Stored entries:
######

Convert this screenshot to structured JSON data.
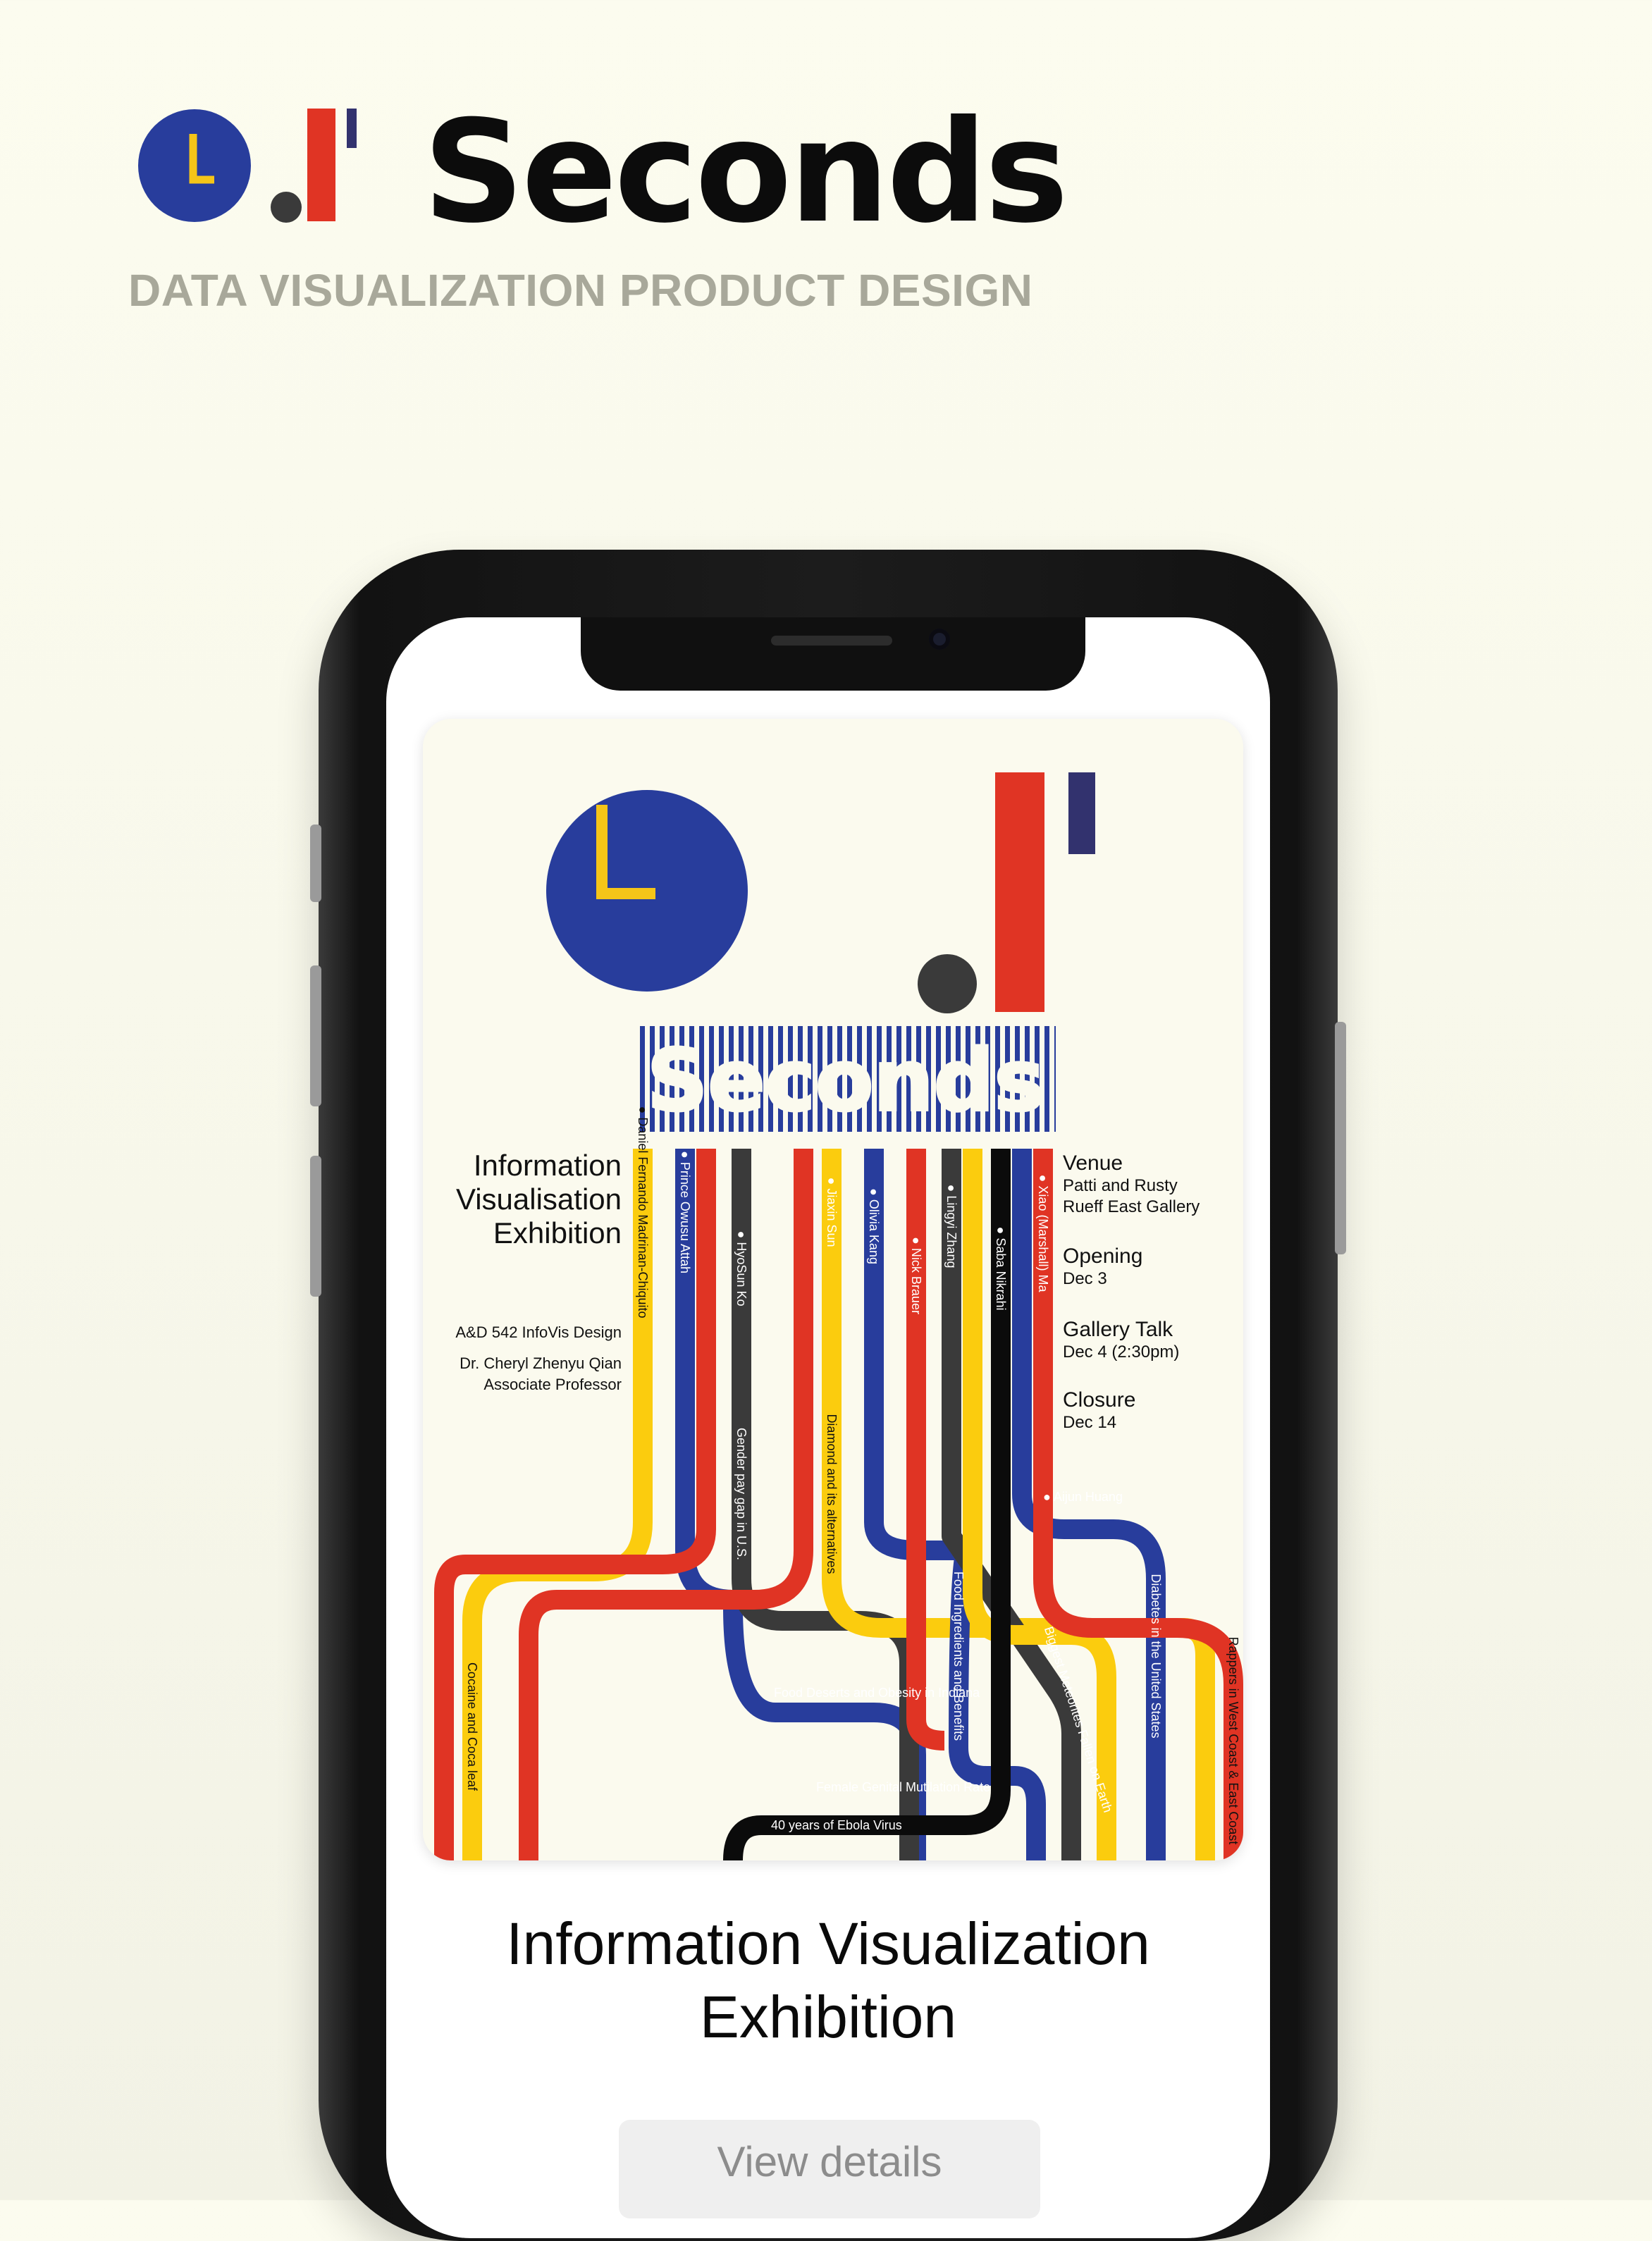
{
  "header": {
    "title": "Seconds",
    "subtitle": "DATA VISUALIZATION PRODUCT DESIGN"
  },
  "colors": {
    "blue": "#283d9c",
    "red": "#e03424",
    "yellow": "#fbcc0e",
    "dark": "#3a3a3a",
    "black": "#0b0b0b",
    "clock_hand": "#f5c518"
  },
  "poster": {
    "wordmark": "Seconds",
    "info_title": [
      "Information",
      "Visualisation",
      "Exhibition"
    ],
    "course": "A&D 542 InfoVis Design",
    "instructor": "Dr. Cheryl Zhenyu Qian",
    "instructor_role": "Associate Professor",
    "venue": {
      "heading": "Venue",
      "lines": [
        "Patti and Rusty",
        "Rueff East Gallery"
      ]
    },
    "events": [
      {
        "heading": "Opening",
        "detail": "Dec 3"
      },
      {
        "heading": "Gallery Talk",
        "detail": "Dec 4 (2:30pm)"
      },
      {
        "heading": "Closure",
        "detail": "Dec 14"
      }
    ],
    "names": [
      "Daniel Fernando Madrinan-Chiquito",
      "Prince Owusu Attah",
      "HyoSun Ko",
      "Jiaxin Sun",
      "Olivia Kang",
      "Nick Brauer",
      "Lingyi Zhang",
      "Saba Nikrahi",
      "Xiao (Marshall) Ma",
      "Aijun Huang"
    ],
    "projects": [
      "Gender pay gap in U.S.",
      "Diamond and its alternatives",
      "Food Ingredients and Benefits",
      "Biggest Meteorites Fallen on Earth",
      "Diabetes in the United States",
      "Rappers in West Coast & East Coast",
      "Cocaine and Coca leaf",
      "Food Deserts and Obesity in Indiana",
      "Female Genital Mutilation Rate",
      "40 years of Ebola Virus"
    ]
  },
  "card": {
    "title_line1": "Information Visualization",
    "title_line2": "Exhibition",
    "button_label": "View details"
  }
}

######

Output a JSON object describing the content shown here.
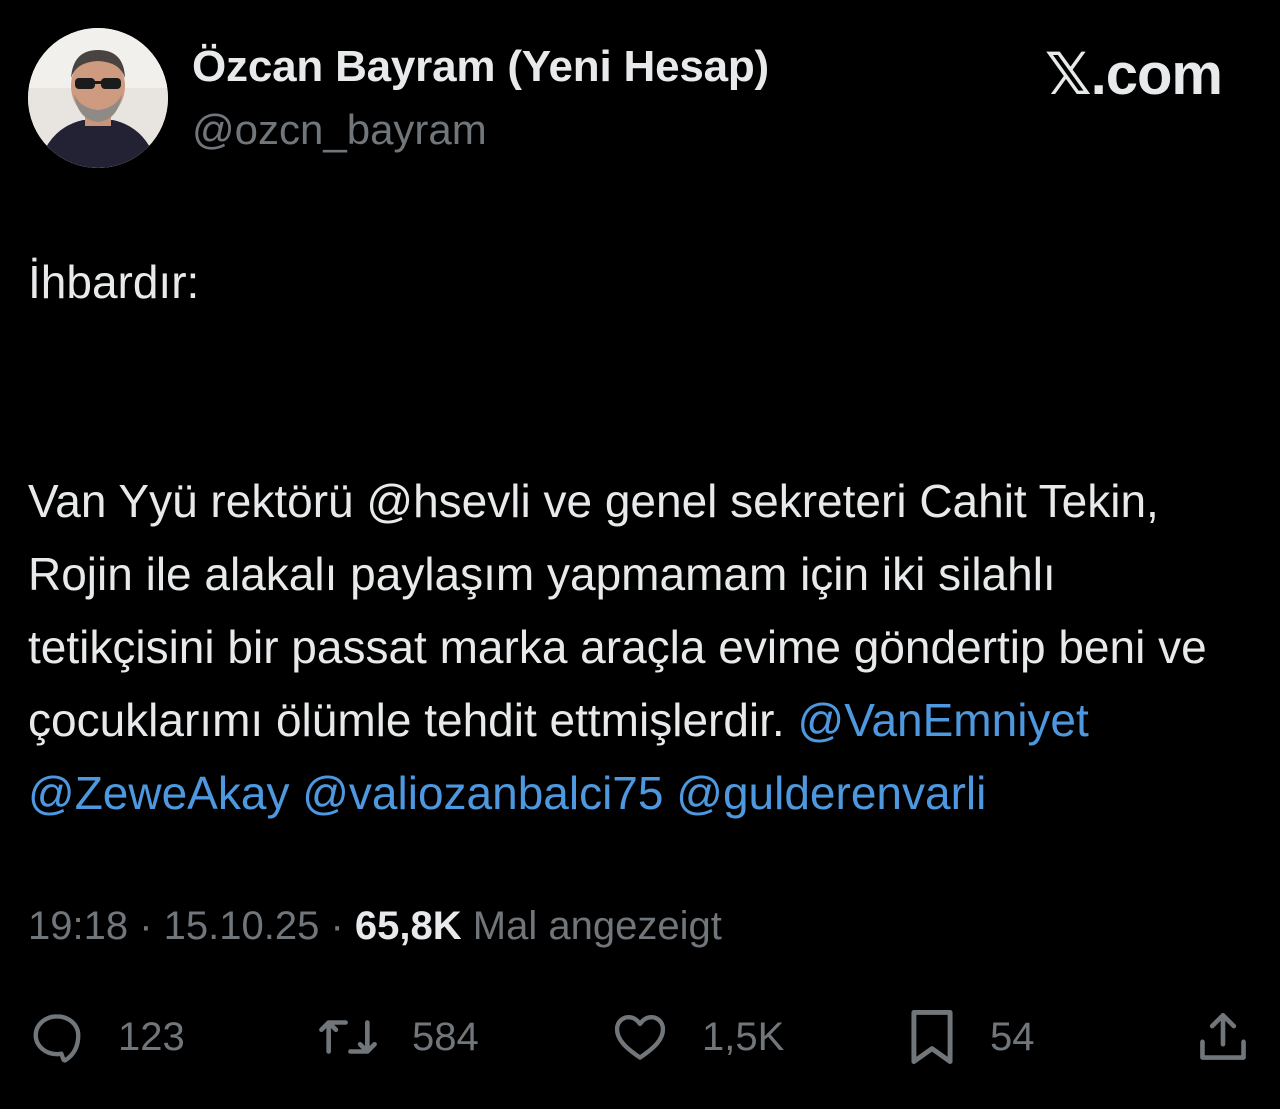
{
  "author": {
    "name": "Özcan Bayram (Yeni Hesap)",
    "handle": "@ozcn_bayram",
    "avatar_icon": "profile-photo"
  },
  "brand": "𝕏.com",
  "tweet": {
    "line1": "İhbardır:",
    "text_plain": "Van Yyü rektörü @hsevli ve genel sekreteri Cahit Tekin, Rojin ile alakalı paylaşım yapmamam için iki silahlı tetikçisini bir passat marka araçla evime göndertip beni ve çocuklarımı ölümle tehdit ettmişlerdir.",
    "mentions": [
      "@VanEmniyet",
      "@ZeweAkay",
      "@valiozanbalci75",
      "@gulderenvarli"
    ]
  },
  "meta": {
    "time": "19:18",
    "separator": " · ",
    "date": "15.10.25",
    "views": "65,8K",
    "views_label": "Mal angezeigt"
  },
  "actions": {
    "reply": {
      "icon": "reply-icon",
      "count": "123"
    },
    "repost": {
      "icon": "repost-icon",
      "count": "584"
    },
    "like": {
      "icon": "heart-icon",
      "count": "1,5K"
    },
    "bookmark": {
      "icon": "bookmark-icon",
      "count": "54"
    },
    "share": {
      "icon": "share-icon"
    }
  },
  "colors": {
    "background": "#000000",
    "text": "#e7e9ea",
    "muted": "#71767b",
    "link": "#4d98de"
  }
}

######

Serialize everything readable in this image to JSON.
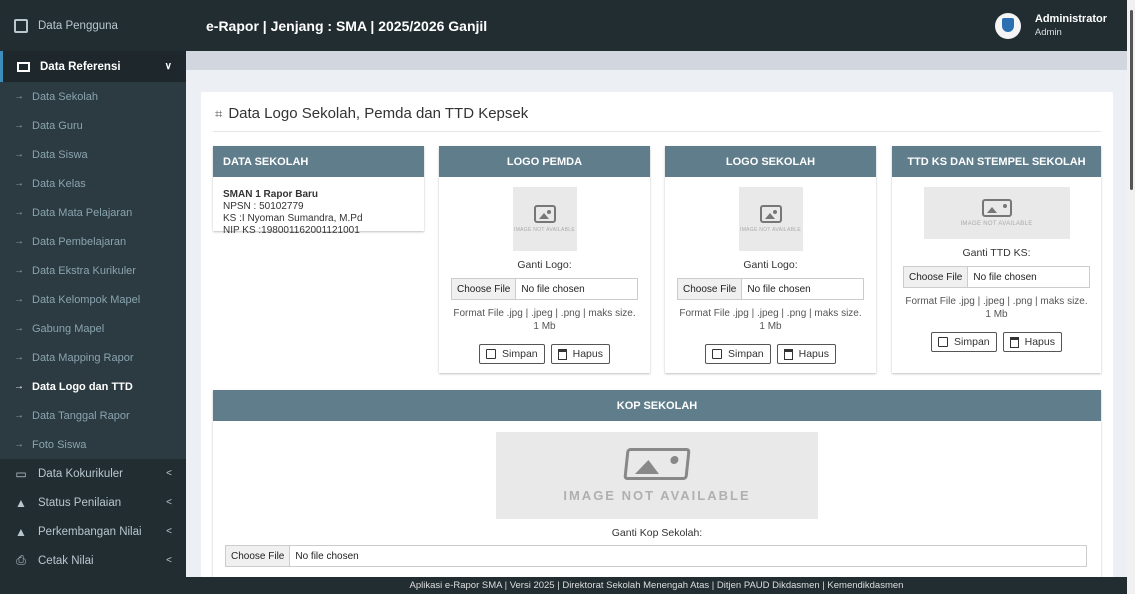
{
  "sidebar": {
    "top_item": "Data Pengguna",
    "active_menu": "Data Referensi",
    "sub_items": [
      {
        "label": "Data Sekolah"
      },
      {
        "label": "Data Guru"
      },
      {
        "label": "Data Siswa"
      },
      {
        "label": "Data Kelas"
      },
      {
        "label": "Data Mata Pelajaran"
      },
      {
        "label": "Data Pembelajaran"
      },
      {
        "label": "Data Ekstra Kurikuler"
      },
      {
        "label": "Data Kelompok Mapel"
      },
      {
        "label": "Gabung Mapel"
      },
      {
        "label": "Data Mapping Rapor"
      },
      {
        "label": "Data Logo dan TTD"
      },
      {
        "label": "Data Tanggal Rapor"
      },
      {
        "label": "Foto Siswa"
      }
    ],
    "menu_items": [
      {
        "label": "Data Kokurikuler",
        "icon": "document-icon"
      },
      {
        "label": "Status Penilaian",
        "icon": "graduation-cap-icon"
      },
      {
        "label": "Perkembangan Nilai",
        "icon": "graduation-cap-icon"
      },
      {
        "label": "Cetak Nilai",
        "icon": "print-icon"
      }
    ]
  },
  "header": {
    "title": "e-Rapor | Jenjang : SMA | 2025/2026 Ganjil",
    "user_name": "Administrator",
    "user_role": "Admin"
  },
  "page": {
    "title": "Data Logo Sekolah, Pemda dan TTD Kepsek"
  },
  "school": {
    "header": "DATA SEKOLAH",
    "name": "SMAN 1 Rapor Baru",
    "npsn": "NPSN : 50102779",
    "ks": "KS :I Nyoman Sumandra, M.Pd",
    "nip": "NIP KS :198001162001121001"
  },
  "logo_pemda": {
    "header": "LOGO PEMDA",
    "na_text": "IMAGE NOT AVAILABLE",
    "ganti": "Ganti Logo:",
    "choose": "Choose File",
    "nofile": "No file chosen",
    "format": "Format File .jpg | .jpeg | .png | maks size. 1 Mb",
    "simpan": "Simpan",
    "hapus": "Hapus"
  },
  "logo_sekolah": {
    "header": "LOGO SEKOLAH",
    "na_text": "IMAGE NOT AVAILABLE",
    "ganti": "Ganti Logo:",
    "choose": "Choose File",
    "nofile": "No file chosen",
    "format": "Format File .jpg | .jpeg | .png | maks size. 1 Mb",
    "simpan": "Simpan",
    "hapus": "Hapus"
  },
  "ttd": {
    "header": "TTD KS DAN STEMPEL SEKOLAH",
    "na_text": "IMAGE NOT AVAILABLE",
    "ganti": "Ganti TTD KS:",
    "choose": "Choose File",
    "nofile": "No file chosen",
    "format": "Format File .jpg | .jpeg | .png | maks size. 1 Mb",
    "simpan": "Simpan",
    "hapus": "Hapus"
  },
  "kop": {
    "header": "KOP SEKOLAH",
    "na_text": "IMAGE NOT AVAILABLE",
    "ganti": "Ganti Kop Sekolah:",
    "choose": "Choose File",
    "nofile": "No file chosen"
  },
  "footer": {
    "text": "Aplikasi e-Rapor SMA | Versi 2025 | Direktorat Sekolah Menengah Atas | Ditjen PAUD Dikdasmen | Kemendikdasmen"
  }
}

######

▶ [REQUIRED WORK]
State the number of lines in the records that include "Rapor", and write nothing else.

▶ [ANSWER SECTION]
5